We were both very strong, independent people with interesting things going on in our lives. When Young met my mother for the first time, less than a year earlier, he told her we were having fun but that there would be “no cottage, no marriage, and certainly no babies”. It felt as if we had come a very long way, very quickly.
Our post-engagement anxiety was short-lived and seven months later, friends and family surrounded us for our wedding day. It really was the happiest day of my life. My father, who is relieved to be older than my husband, if only by six months, gave a moving speech, noting that even before I’d told him about Young he knew there was someone special in my life because every time we spoke on the phone I had “bubbles in my voice”. I was surprised on the day to realise that I had no nerves, just a calm feeling that this was absolutely the right thing.
When Young began his vows, we locked eyes and the only way I got through mine without wobbling was by holding his gaze.
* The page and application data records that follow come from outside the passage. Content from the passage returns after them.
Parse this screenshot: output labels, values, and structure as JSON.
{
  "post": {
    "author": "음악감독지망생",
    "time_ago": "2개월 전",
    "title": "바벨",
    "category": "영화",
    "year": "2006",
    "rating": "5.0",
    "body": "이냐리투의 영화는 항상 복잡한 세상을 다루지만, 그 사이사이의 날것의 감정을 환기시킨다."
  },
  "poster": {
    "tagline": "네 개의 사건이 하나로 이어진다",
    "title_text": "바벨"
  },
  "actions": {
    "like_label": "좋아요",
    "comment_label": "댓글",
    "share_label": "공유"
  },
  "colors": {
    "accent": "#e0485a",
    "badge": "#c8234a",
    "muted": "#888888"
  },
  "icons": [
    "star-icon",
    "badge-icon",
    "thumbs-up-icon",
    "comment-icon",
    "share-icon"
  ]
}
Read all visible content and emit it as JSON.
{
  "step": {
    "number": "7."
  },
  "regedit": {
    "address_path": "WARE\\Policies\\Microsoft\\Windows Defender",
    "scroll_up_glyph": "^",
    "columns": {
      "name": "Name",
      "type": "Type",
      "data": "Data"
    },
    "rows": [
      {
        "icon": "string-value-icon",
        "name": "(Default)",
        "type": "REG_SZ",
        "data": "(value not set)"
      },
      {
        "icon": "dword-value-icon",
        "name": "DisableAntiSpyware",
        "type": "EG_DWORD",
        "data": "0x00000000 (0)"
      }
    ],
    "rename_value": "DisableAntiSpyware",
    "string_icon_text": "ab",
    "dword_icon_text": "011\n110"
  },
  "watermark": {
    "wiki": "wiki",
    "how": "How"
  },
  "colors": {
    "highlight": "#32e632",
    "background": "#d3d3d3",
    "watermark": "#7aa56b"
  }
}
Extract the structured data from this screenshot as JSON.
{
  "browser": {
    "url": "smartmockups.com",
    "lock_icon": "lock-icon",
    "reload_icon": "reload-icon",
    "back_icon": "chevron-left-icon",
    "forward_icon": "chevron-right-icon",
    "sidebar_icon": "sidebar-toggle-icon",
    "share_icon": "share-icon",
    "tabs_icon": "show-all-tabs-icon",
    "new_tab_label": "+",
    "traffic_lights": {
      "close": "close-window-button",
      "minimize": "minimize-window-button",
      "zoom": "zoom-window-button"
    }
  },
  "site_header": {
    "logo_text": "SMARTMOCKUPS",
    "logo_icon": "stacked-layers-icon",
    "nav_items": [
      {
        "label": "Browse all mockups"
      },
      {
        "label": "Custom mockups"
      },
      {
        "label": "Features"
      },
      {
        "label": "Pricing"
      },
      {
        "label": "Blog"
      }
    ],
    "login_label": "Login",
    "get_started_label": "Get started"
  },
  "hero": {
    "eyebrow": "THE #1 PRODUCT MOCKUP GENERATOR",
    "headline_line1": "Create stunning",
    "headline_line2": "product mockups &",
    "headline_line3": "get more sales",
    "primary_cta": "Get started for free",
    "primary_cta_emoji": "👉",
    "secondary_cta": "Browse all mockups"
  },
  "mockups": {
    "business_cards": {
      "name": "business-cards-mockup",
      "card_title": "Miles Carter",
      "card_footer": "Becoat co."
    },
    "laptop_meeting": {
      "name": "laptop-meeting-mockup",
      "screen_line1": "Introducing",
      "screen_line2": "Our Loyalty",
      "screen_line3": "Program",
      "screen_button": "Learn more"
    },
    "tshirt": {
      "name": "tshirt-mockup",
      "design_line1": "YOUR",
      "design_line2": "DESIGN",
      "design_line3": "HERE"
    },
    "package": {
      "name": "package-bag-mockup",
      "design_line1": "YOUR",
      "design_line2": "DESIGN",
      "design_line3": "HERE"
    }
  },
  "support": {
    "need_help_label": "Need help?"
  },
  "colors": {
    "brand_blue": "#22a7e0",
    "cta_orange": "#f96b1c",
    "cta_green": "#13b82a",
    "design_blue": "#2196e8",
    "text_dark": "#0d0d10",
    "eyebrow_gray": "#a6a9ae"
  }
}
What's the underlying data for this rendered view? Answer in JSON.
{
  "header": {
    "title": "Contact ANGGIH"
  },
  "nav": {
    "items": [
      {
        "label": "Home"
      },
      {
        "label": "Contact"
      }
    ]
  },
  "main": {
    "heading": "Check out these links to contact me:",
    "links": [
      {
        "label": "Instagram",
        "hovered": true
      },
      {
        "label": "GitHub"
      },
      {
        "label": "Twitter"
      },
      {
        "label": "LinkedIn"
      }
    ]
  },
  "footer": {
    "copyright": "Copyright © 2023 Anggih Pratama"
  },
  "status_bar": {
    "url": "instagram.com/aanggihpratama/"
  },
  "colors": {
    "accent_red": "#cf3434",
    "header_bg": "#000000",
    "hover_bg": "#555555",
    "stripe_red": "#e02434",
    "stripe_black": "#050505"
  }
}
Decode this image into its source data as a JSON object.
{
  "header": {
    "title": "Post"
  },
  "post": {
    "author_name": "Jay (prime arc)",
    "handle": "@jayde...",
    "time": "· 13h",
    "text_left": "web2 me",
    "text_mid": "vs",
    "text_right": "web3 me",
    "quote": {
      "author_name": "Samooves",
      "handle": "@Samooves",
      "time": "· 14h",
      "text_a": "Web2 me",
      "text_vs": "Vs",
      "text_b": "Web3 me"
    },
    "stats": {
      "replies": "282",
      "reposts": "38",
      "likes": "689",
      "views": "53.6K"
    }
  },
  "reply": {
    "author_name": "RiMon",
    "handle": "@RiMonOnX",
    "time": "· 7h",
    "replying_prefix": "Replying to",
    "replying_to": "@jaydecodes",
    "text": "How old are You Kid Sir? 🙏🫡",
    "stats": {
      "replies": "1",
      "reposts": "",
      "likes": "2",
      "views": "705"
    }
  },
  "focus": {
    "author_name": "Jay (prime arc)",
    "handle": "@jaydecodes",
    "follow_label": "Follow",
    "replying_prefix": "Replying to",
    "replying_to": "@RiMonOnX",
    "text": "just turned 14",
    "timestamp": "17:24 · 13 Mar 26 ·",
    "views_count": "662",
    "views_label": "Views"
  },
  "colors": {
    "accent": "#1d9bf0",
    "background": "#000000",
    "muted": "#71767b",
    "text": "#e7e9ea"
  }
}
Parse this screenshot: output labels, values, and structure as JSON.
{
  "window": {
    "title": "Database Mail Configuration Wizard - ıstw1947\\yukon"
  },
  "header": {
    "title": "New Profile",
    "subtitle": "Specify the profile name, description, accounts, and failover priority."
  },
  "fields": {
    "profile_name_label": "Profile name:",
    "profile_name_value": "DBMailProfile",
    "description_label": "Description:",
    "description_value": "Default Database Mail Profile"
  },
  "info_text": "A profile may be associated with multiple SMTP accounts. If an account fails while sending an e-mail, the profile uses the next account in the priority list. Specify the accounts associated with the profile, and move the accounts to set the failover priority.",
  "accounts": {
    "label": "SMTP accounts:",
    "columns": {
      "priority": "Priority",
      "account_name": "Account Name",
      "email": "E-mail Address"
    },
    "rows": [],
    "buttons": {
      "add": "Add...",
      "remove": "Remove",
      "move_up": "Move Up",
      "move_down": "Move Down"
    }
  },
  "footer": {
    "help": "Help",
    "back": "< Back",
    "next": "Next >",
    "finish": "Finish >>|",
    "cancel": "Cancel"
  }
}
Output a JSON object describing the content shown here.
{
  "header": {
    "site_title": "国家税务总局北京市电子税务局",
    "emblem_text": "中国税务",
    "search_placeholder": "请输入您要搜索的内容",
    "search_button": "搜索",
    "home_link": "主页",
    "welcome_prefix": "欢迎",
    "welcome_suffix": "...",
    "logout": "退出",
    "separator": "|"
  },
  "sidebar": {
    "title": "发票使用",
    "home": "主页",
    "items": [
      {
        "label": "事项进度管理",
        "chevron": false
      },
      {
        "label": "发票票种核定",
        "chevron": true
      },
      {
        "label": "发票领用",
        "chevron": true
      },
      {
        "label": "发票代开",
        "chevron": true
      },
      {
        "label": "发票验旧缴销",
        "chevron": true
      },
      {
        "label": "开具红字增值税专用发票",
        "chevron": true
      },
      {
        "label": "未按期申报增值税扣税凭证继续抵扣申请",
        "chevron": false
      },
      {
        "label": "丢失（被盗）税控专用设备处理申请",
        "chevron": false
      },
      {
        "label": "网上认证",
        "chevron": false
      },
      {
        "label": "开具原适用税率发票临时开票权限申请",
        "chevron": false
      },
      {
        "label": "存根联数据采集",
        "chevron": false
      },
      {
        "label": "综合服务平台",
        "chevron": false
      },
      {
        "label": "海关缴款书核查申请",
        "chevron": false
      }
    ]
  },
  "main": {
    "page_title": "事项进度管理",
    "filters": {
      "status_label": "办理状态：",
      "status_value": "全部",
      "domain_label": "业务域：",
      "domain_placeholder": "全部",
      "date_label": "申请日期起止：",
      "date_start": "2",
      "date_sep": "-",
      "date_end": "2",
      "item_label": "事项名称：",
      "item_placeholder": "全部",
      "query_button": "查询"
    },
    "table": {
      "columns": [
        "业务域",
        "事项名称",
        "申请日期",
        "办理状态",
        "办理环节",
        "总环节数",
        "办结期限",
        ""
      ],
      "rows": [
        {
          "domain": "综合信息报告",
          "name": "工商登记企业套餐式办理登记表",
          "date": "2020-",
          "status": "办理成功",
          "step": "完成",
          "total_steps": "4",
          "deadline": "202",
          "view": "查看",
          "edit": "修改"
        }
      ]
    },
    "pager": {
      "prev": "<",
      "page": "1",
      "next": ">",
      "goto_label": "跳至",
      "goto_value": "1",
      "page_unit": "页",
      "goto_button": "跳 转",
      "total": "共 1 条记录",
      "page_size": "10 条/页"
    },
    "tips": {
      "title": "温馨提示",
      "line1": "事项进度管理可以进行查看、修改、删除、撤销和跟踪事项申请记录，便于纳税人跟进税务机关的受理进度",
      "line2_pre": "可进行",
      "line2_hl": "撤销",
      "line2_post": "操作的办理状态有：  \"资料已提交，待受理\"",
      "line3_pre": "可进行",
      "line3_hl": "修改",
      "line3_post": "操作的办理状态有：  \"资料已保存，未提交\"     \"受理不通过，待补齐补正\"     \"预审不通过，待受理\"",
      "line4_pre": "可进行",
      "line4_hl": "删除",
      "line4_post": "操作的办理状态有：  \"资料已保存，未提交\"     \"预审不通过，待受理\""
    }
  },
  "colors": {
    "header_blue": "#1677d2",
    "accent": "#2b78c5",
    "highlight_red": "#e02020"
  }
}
We had only changed the chaplain’s suggested wording in one way – instead of “Until death do us part” we said “For as long as we both shall live”. We were determined that our marriage should reflect our general attitude towards life, and we wanted to emphasise the positives.
Our son, Tom, arrived around 18 months later and having a child has made our “live for the moment” philosophy even more pertinent. I’ll say it so you don’t have to – my husband is probably going to die while our son is still pretty young. Although knowing him as I do, I wouldn’t put money on that. His current stance is that he would be happy if he lived to 95, which is another 33 years. I’m holding out for 100.
Again, we knew that having a child was an enormous decision, and we talked about it endlessly, making sure that we were doing it for the right reasons and not purely selfish ones. We knew we could provide a safe, happy and loving home for a baby, but how would we work things out financially in the future, given the different stages we were at in our careers? How would our child cope if his daddy’s health declined? How would I manage if I ended up being a carer for my child and husband? What if he or she were bullied at school because dad looked like grandpa?
There were many questions we couldn’t answer definitively, but in the end we had to trust our instincts.
There are no guarantees, whatever your age. We know very well that couples the same age, who look like a perfect match on paper, can’t always make things work when they have children. Neither Young nor I had a particularly straightforward childhood and, perhaps because of that, we are convinced that having an awesome father around, even for a short while, is vastly preferable to having an uninvolved or uncaring father around for life.
My two boys love each other so dearly and when I was struggling in the early days of motherhood, it was seeing their love for each other that helped me come to terms with our new life. Not only was Young right beside me for every 2am feed and 5am nappy change, my physical and mental recovery from a difficult birth was only made bearable by the glimpses I caught of him pacing the room with Tom, whispering his love and singing lullabies.
Tom has just turned two, and it has been an immense pleasure to watch their relationship develop. Young remains as involved as he was in the first weeks, with every aspect of our son’s care. Aside from the practicalities, though, they have an incredible bond.
Some things will never change, and we accept that. We still get odd looks when we go out. I am sure there are still those who think our relationship is wrong. But what could be wrong about two people in love, happily married and bringing up their son?